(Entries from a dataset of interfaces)
--------------------------------

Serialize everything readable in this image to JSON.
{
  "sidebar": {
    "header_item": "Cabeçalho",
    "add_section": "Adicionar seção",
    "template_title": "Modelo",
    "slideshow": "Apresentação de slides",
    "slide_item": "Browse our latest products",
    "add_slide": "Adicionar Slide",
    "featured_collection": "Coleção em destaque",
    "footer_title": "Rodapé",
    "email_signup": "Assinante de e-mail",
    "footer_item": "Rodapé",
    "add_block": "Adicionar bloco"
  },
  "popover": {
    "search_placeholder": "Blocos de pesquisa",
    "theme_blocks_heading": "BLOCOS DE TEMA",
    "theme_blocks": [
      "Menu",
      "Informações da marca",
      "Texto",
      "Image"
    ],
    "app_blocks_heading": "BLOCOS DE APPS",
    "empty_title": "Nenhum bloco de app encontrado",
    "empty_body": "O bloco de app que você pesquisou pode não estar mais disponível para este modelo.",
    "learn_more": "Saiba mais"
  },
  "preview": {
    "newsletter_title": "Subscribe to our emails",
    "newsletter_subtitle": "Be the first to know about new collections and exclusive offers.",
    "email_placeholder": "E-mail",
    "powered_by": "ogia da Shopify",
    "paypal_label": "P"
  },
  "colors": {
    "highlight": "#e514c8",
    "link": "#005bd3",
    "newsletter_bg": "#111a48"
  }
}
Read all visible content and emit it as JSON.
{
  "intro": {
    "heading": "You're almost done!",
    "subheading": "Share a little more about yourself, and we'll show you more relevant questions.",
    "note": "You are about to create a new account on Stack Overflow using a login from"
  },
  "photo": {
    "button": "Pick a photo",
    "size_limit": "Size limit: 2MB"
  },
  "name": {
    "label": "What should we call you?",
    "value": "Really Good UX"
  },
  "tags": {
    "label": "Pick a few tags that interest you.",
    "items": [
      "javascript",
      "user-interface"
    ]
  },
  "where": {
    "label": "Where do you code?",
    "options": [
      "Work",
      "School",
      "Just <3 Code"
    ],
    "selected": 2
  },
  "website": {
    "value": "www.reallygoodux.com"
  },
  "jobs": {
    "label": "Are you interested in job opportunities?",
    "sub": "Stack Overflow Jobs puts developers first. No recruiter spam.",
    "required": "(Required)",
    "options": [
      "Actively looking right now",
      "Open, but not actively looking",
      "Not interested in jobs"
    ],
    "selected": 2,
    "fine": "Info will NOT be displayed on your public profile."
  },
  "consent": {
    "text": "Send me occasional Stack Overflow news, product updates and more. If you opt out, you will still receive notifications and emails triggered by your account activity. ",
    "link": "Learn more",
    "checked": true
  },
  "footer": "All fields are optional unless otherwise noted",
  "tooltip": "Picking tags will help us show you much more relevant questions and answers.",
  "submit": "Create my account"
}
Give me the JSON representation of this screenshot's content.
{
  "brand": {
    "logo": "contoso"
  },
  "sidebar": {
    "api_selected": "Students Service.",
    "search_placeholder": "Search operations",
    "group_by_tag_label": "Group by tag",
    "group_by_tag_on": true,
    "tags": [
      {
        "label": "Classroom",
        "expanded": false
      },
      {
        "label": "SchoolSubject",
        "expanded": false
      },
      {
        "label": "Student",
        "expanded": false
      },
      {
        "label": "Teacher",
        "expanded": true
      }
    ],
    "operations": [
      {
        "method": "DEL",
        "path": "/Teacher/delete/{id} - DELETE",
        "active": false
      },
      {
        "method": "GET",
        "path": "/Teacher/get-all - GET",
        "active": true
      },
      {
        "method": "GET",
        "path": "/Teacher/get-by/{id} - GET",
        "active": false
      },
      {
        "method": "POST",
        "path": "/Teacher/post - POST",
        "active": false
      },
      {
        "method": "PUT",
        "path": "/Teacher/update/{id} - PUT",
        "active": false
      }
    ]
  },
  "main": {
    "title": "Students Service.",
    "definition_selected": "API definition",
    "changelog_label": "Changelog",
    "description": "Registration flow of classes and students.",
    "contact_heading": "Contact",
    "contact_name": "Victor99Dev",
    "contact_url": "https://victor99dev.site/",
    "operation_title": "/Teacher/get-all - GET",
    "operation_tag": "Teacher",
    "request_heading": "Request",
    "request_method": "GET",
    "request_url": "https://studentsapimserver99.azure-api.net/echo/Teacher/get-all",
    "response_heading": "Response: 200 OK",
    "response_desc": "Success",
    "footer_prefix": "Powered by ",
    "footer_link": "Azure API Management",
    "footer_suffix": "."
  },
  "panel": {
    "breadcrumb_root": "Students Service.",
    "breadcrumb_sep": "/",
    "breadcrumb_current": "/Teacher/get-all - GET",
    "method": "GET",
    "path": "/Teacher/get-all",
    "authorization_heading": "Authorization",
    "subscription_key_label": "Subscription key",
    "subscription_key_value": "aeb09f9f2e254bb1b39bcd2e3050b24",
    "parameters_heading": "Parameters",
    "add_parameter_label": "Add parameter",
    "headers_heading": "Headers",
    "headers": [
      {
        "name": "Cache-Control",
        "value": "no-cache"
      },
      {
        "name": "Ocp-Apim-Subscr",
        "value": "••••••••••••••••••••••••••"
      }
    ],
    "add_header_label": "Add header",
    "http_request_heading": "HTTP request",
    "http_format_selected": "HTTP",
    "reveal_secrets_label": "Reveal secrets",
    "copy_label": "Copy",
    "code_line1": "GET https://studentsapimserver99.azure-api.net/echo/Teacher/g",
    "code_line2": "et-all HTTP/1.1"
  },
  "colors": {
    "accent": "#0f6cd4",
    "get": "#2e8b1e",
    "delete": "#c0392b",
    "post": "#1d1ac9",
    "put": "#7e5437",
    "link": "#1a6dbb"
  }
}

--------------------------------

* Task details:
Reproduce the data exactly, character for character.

* Exercise response:
Serialize everything readable in this image to JSON.
{
  "sidebar": {
    "header_item": "Cabeçalho",
    "add_section": "Adicionar seção",
    "template_title": "Modelo",
    "slideshow": "Apresentação de slides",
    "slide_item": "Browse our latest products",
    "add_slide": "Adicionar Slide",
    "featured_collection": "Coleção em destaque",
    "footer_title": "Rodapé",
    "email_signup": "Assinante de e-mail",
    "footer_item": "Rodapé",
    "add_block": "Adicionar bloco"
  },
  "popover": {
    "search_placeholder": "Blocos de pesquisa",
    "theme_blocks_heading": "BLOCOS DE TEMA",
    "theme_blocks": [
      "Menu",
      "Informações da marca",
      "Texto",
      "Image"
    ],
    "app_blocks_heading": "BLOCOS DE APPS",
    "empty_title": "Nenhum bloco de app encontrado",
    "empty_body": "O bloco de app que você pesquisou pode não estar mais disponível para este modelo.",
    "learn_more": "Saiba mais"
  },
  "preview": {
    "newsletter_title": "Subscribe to our emails",
    "newsletter_subtitle": "Be the first to know about new collections and exclusive offers.",
    "email_placeholder": "E-mail",
    "powered_by": "ogia da Shopify",
    "paypal_label": "P"
  },
  "colors": {
    "highlight": "#e514c8",
    "link": "#005bd3",
    "newsletter_bg": "#111a48"
  }
}
Read all visible content and emit it as JSON.
{
  "intro": {
    "heading": "You're almost done!",
    "subheading": "Share a little more about yourself, and we'll show you more relevant questions.",
    "note": "You are about to create a new account on Stack Overflow using a login from"
  },
  "photo": {
    "button": "Pick a photo",
    "size_limit": "Size limit: 2MB"
  },
  "name": {
    "label": "What should we call you?",
    "value": "Really Good UX"
  },
  "tags": {
    "label": "Pick a few tags that interest you.",
    "items": [
      "javascript",
      "user-interface"
    ]
  },
  "where": {
    "label": "Where do you code?",
    "options": [
      "Work",
      "School",
      "Just <3 Code"
    ],
    "selected": 2
  },
  "website": {
    "value": "www.reallygoodux.com"
  },
  "jobs": {
    "label": "Are you interested in job opportunities?",
    "sub": "Stack Overflow Jobs puts developers first. No recruiter spam.",
    "required": "(Required)",
    "options": [
      "Actively looking right now",
      "Open, but not actively looking",
      "Not interested in jobs"
    ],
    "selected": 2,
    "fine": "Info will NOT be displayed on your public profile."
  },
  "consent": {
    "text": "Send me occasional Stack Overflow news, product updates and more. If you opt out, you will still receive notifications and emails triggered by your account activity. ",
    "link": "Learn more",
    "checked": true
  },
  "footer": "All fields are optional unless otherwise noted",
  "tooltip": "Picking tags will help us show you much more relevant questions and answers.",
  "submit": "Create my account"
}
Give me the JSON representation of this screenshot's content.
{
  "brand": {
    "logo": "contoso"
  },
  "sidebar": {
    "api_selected": "Students Service.",
    "search_placeholder": "Search operations",
    "group_by_tag_label": "Group by tag",
    "group_by_tag_on": true,
    "tags": [
      {
        "label": "Classroom",
        "expanded": false
      },
      {
        "label": "SchoolSubject",
        "expanded": false
      },
      {
        "label": "Student",
        "expanded": false
      },
      {
        "label": "Teacher",
        "expanded": true
      }
    ],
    "operations": [
      {
        "method": "DEL",
        "path": "/Teacher/delete/{id} - DELETE",
        "active": false
      },
      {
        "method": "GET",
        "path": "/Teacher/get-all - GET",
        "active": true
      },
      {
        "method": "GET",
        "path": "/Teacher/get-by/{id} - GET",
        "active": false
      },
      {
        "method": "POST",
        "path": "/Teacher/post - POST",
        "active": false
      },
      {
        "method": "PUT",
        "path": "/Teacher/update/{id} - PUT",
        "active": false
      }
    ]
  },
  "main": {
    "title": "Students Service.",
    "definition_selected": "API definition",
    "changelog_label": "Changelog",
    "description": "Registration flow of classes and students.",
    "contact_heading": "Contact",
    "contact_name": "Victor99Dev",
    "contact_url": "https://victor99dev.site/",
    "operation_title": "/Teacher/get-all - GET",
    "operation_tag": "Teacher",
    "request_heading": "Request",
    "request_method": "GET",
    "request_url": "https://studentsapimserver99.azure-api.net/echo/Teacher/get-all",
    "response_heading": "Response: 200 OK",
    "response_desc": "Success",
    "footer_prefix": "Powered by ",
    "footer_link": "Azure API Management",
    "footer_suffix": "."
  },
  "panel": {
    "breadcrumb_root": "Students Service.",
    "breadcrumb_sep": "/",
    "breadcrumb_current": "/Teacher/get-all - GET",
    "method": "GET",
    "path": "/Teacher/get-all",
    "authorization_heading": "Authorization",
    "subscription_key_label": "Subscription key",
    "subscription_key_value": "aeb09f9f2e254bb1b39bcd2e3050b24",
    "parameters_heading": "Parameters",
    "add_parameter_label": "Add parameter",
    "headers_heading": "Headers",
    "headers": [
      {
        "name": "Cache-Control",
        "value": "no-cache"
      },
      {
        "name": "Ocp-Apim-Subscr",
        "value": "••••••••••••••••••••••••••"
      }
    ],
    "add_header_label": "Add header",
    "http_request_heading": "HTTP request",
    "http_format_selected": "HTTP",
    "reveal_secrets_label": "Reveal secrets",
    "copy_label": "Copy",
    "code_line1": "GET https://studentsapimserver99.azure-api.net/echo/Teacher/g",
    "code_line2": "et-all HTTP/1.1"
  },
  "colors": {
    "accent": "#0f6cd4",
    "get": "#2e8b1e",
    "delete": "#c0392b",
    "post": "#1d1ac9",
    "put": "#7e5437",
    "link": "#1a6dbb"
  }
}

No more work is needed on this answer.